- **REQUIRED WORK**: In the records below, find each line that holds "screenshot" and return it.

- **Dataset entries**:

********************

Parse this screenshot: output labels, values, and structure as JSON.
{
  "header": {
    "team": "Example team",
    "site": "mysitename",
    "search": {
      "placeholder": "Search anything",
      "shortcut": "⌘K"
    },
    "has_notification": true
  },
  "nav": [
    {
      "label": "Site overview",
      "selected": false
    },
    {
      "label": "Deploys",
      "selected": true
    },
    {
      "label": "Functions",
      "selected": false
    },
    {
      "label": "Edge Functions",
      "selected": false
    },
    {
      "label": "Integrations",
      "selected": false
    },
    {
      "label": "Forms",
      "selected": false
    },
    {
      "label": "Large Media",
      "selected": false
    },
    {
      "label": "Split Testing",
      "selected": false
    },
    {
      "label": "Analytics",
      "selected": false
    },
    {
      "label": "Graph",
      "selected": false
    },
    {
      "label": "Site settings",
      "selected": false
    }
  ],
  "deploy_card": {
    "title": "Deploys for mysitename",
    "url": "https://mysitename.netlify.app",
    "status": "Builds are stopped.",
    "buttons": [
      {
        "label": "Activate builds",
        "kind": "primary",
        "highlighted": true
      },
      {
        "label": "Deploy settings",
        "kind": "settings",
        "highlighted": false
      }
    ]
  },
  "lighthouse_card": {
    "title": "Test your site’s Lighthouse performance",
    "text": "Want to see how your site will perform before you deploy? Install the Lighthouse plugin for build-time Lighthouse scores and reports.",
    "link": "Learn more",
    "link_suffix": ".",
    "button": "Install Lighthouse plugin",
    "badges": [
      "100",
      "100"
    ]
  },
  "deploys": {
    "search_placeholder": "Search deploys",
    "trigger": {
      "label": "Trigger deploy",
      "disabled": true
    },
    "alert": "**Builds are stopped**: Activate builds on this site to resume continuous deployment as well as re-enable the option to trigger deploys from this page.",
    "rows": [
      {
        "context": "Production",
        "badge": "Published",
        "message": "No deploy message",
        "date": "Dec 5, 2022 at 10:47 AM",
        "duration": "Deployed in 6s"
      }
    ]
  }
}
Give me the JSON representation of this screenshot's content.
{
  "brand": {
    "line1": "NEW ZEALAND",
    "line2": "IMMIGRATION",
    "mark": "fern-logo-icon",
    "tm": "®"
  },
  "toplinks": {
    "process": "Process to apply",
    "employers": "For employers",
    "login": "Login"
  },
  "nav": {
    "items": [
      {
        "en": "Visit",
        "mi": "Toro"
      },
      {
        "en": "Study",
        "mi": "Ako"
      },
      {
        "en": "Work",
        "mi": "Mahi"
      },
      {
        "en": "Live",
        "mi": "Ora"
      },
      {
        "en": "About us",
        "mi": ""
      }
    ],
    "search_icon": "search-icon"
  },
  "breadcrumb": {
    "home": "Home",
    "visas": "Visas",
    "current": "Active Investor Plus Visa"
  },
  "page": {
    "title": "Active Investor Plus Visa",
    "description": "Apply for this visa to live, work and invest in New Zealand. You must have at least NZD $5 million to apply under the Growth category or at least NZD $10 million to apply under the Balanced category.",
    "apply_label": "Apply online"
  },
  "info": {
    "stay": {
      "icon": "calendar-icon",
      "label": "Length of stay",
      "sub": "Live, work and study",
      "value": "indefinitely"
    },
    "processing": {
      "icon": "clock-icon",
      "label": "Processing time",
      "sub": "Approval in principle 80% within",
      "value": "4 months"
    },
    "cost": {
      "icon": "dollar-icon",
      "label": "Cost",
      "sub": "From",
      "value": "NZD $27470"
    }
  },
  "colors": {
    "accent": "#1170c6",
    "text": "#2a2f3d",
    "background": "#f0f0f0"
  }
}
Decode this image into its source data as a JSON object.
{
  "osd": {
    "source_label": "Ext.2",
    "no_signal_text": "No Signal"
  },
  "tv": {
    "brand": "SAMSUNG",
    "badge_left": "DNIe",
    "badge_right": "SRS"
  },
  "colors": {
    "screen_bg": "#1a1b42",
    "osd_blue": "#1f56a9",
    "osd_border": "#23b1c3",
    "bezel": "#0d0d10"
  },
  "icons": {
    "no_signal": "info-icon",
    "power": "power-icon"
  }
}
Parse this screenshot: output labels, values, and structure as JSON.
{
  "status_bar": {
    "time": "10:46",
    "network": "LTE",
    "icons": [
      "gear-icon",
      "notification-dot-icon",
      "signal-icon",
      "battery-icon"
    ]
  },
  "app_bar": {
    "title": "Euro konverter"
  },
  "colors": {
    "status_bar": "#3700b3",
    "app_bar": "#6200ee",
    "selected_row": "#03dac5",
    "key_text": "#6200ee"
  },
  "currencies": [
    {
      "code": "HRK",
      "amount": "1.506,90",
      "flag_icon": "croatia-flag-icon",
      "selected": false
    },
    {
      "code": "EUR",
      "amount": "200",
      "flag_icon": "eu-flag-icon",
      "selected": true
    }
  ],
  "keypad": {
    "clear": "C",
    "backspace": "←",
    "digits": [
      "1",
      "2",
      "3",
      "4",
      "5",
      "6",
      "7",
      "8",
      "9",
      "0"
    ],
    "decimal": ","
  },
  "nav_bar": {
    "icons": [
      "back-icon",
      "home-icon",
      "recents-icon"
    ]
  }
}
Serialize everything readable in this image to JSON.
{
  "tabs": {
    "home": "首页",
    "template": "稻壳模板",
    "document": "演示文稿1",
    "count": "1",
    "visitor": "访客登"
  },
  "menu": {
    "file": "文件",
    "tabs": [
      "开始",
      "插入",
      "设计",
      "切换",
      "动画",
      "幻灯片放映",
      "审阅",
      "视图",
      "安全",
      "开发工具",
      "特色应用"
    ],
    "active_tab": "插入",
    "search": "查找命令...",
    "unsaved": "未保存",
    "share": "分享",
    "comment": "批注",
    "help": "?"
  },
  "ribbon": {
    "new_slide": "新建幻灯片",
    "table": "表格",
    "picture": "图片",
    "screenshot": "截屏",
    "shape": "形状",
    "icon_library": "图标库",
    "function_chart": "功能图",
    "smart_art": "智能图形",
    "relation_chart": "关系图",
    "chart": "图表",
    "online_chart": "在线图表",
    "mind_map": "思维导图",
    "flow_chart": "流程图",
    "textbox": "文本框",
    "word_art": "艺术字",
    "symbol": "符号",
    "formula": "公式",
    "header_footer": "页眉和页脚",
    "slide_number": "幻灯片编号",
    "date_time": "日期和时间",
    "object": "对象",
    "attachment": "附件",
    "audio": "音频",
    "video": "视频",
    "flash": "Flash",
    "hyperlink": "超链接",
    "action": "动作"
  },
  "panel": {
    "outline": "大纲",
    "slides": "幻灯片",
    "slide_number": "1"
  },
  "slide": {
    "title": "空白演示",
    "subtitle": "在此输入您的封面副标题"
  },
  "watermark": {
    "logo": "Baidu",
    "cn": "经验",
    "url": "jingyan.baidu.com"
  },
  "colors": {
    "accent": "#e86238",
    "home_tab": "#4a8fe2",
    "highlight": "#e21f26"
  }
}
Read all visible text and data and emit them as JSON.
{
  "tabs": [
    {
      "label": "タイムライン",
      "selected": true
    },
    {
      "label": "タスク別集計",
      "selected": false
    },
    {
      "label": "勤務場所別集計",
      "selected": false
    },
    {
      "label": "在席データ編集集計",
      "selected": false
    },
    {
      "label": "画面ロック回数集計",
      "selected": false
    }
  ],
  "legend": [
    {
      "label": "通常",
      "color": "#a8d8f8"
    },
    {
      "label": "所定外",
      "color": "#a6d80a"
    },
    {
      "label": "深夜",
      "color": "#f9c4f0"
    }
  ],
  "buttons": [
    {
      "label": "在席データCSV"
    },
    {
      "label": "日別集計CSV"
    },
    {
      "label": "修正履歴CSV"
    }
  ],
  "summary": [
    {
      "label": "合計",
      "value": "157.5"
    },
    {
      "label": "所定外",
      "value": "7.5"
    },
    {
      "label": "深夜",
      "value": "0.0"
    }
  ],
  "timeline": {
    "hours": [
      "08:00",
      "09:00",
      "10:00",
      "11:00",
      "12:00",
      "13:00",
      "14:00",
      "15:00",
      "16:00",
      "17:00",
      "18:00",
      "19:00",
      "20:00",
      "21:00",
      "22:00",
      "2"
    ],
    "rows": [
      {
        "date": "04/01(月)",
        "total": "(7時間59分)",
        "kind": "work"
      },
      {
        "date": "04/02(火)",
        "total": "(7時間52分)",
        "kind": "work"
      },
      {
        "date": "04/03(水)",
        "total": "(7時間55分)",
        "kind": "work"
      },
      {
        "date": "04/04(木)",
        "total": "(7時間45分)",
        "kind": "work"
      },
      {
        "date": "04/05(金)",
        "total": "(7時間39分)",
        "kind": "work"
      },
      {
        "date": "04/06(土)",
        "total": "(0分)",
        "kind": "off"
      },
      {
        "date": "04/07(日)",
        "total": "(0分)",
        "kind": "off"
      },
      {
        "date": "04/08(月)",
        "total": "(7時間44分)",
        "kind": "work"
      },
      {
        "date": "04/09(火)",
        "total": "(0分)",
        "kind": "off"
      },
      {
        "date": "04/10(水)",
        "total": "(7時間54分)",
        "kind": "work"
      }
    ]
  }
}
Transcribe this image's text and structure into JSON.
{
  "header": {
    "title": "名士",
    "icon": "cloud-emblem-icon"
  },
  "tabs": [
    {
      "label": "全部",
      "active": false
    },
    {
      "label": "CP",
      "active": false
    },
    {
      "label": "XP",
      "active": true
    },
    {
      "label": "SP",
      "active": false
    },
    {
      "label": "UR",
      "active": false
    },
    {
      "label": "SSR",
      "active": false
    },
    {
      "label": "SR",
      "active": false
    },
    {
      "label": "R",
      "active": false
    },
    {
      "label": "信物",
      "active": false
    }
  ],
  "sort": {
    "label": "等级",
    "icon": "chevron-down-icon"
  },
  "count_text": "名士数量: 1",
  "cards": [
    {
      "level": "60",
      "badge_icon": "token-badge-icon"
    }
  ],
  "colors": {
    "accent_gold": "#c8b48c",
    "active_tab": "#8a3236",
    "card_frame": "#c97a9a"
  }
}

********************

- **RESULT OF THIS TASK**:
Parse this screenshot: output labels, values, and structure as JSON.
Give me the JSON representation of this screenshot's content.
Parse this screenshot: output labels, values, and structure as JSON.
    "screenshot": "截屏",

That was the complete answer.